After more than two decades with an arm’s length understanding, finally, in 1990, Mercedes-Benz and AMG signed an agreement of cooperation, the first joint product of which was the 1993 C36, a 276hp C-class sedan powered by an inline six-cylinder engine, though the agreement also opened up the entire AMG parts catalog to Mercedes-Benz dealers. The C36 was sold in the United States from 1995 through 1997. AMG followed that car up with the 347hp E50 in 1996 and essentially opened the floodgates for virtually every Mercedes-Benz model to have a performance version engineered by the Affalterbach crew.
Since the late 1990s, SUVs and minivans (the R63) have been added to the AMG fray that already included sedans, coupes, roadsters and wagons. AMG engines in the past two decades have included four-cylinder, inline sixes, V-6s, V-8s and V-12s, all with multivalve heads, some normally aspirated, others supercharged and turbocharged, but all with a bottom line of more power. The craziest, over-the-top models, such as the SL65, feature a 612hp, 738-lbs.ft, twin-turbocharged V-12, for which you will pay more than $200,000 to get your hands on, but you will drive away knowing you are in one of the hardest-accelerating roadsters ever made.
AMG makes a big deal – and rightly so – of each engine being hand-assembled by a single, highly trained technician, who then leaves a signature plate atop the completed powerplant before it leaves the factory.
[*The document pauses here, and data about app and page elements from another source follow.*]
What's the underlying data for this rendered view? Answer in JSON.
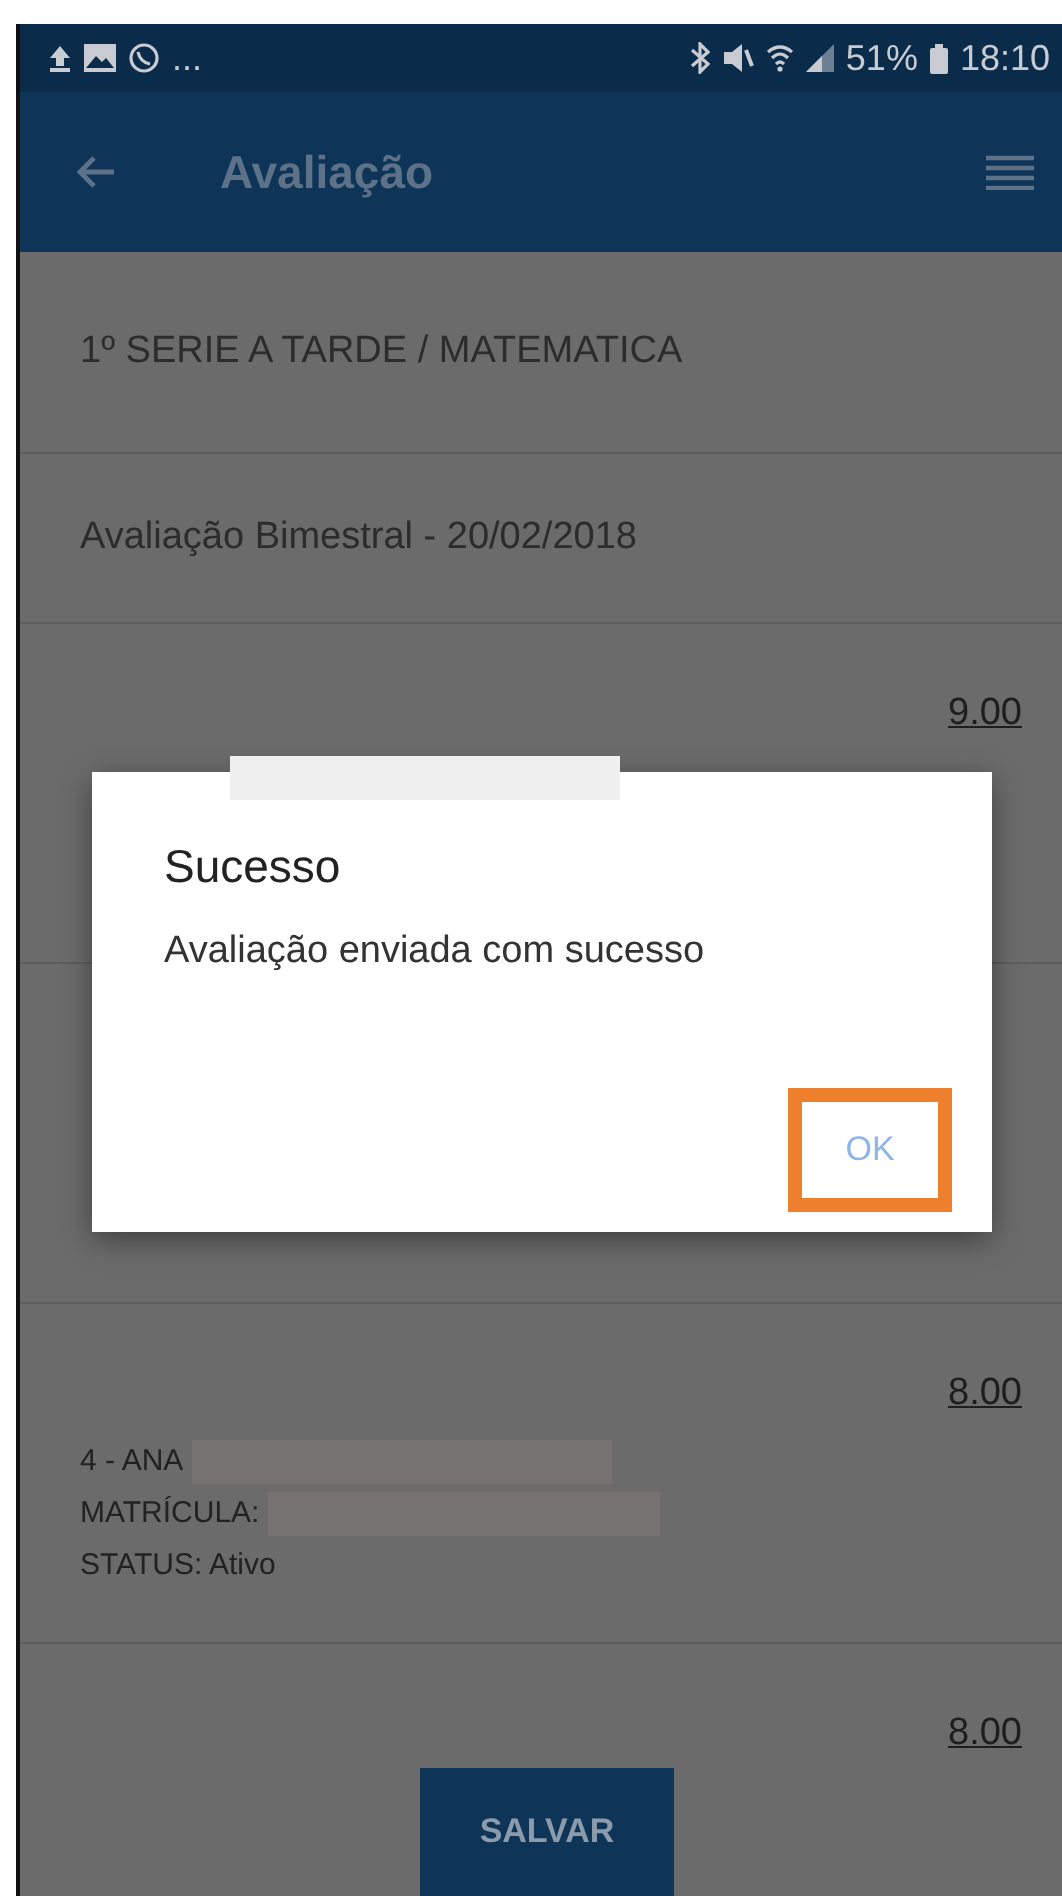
{
  "status_bar": {
    "notifications": "...",
    "battery": "51%",
    "time": "18:10"
  },
  "app_bar": {
    "title": "Avaliação"
  },
  "class_heading": "1º SERIE A  TARDE / MATEMATICA",
  "assessment_heading": "Avaliação Bimestral  - 20/02/2018",
  "students": [
    {
      "grade": "9.00"
    },
    {
      "grade": "8.00",
      "name": "4 - ANA",
      "registration": "MATRÍCULA:",
      "status": "STATUS: Ativo"
    },
    {
      "grade": "8.00"
    }
  ],
  "save_button": "SALVAR",
  "dialog": {
    "title": "Sucesso",
    "message": "Avaliação enviada com sucesso",
    "button": "OK",
    "highlighted": true
  }
}
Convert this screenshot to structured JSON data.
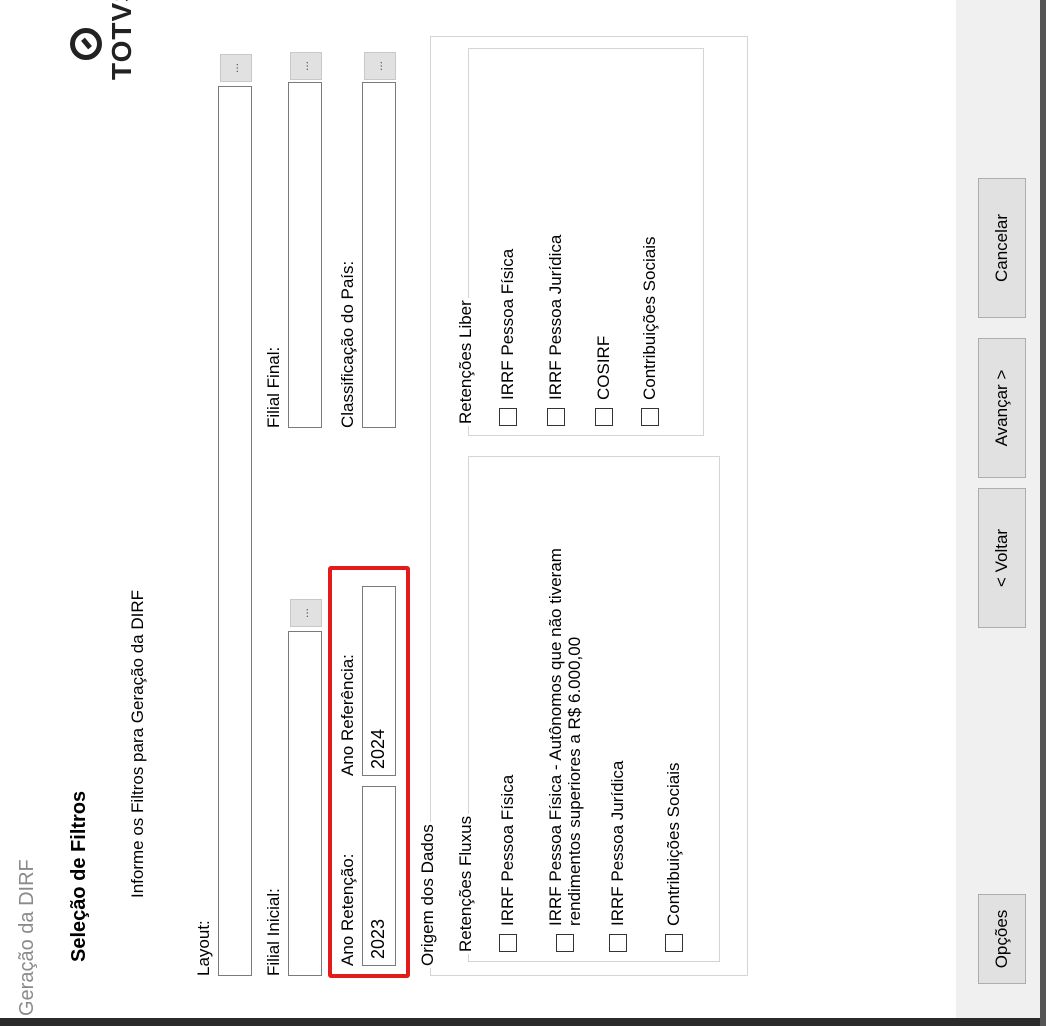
{
  "window": {
    "title": "Geração da DIRF"
  },
  "header": {
    "heading": "Seleção de Filtros",
    "subheading": "Informe os Filtros para Geração da DIRF",
    "logo_text": "TOTVS"
  },
  "filters": {
    "layout": {
      "label": "Layout:",
      "value": ""
    },
    "filial_inicial": {
      "label": "Filial Inicial:",
      "value": ""
    },
    "filial_final": {
      "label": "Filial Final:",
      "value": ""
    },
    "ano_retencao": {
      "label": "Ano Retenção:",
      "value": "2023"
    },
    "ano_referencia": {
      "label": "Ano Referência:",
      "value": "2024"
    },
    "classificacao_pais": {
      "label": "Classificação do País:",
      "value": ""
    },
    "lookup_label": "..."
  },
  "origem": {
    "title": "Origem dos Dados",
    "fluxus": {
      "title": "Retenções Fluxus",
      "items": [
        {
          "label": "IRRF Pessoa Física"
        },
        {
          "label": "IRRF Pessoa Física - Autônomos que não tiveram",
          "label2": "rendimentos superiores a R$ 6.000,00"
        },
        {
          "label": "IRRF Pessoa Jurídica"
        },
        {
          "label": "Contribuições Sociais"
        }
      ]
    },
    "liber": {
      "title": "Retenções Liber",
      "items": [
        {
          "label": "IRRF Pessoa Física"
        },
        {
          "label": "IRRF Pessoa Jurídica"
        },
        {
          "label": "COSIRF"
        },
        {
          "label": "Contribuições Sociais"
        }
      ]
    }
  },
  "buttons": {
    "options": "Opções",
    "back": "< Voltar",
    "next": "Avançar >",
    "cancel": "Cancelar"
  }
}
They call it “One Man, One Engine” and it delivers the personal touch that the mass production of mainline Mercedes-Benz cars simply can’t offer.
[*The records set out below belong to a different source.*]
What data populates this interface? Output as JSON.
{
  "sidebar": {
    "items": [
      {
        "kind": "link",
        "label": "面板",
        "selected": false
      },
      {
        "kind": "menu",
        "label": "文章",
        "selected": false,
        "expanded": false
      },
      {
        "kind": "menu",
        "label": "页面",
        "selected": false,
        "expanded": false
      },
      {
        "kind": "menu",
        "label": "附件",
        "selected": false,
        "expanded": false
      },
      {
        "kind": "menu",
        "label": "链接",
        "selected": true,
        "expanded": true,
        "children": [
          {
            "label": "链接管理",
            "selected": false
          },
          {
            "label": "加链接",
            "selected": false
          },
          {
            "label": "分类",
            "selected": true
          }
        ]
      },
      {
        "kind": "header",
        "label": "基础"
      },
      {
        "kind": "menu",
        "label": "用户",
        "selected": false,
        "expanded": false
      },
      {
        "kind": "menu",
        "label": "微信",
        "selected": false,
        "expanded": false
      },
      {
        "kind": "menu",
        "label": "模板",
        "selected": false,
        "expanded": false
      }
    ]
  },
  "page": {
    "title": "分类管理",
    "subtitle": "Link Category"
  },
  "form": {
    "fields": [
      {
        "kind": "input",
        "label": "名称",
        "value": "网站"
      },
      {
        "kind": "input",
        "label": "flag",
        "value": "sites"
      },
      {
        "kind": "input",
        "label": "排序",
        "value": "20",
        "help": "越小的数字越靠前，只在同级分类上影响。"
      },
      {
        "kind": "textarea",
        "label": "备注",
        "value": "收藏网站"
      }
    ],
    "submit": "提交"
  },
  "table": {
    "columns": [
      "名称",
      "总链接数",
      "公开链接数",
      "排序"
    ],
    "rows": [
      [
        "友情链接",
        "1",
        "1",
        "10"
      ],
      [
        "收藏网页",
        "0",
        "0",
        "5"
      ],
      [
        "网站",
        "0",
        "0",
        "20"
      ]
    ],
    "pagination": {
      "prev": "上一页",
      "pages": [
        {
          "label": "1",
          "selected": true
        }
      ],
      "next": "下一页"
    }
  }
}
Mercedes-Benz upped the ante in 1999 when they purchased 51 percent of AMG from Aufrecht and then completed the purchase by buying the remaining shares in 2007, renaming the entity Mercedes-AMG, but we all mostly know it by those three letters tacked onto the back of their cars signifying a very fast version of what is already likely a competent and fairly quick car.
In 2009, Mercedes-AMG introduced its first complete car, the SLS AMG, a gull-winged coupe that harks back to the original 300 SL Gullwing from the 1950s, with modern performance, safety, luxury and technology. As modern collectibles go, the SLS AMG is about as blue chip as it gets. (Get your own here at Sears Imports… lightly used low mile, highly optioned 2011 SLS AMG Gullwing Coupe in stock now…!)
For a more detailed and interactive history of AMG, visit Mercedes-AMG.com